Search term "body": copy each line of the records that contains it.

(Component data from apps and pages)
==*==

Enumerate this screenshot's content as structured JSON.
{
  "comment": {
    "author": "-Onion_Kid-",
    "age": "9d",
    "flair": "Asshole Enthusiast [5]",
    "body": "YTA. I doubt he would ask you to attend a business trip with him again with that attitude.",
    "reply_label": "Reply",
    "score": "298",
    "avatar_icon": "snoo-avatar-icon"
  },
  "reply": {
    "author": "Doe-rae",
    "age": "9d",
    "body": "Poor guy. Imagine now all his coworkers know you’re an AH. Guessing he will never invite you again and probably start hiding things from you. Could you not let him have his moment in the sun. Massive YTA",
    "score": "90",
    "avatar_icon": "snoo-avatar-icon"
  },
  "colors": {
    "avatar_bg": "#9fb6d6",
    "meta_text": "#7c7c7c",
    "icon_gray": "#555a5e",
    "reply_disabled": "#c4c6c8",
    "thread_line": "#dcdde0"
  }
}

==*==

Response to the exercise:
    "body": "YTA. I doubt he would ask you to attend a business trip with him again with that attitude.",
    "body": "Poor guy. Imagine now all his coworkers know you’re an AH. Guessing he will never invite you again and probably start hiding things from you. Could you not let him have his moment in the sun. Massive YTA",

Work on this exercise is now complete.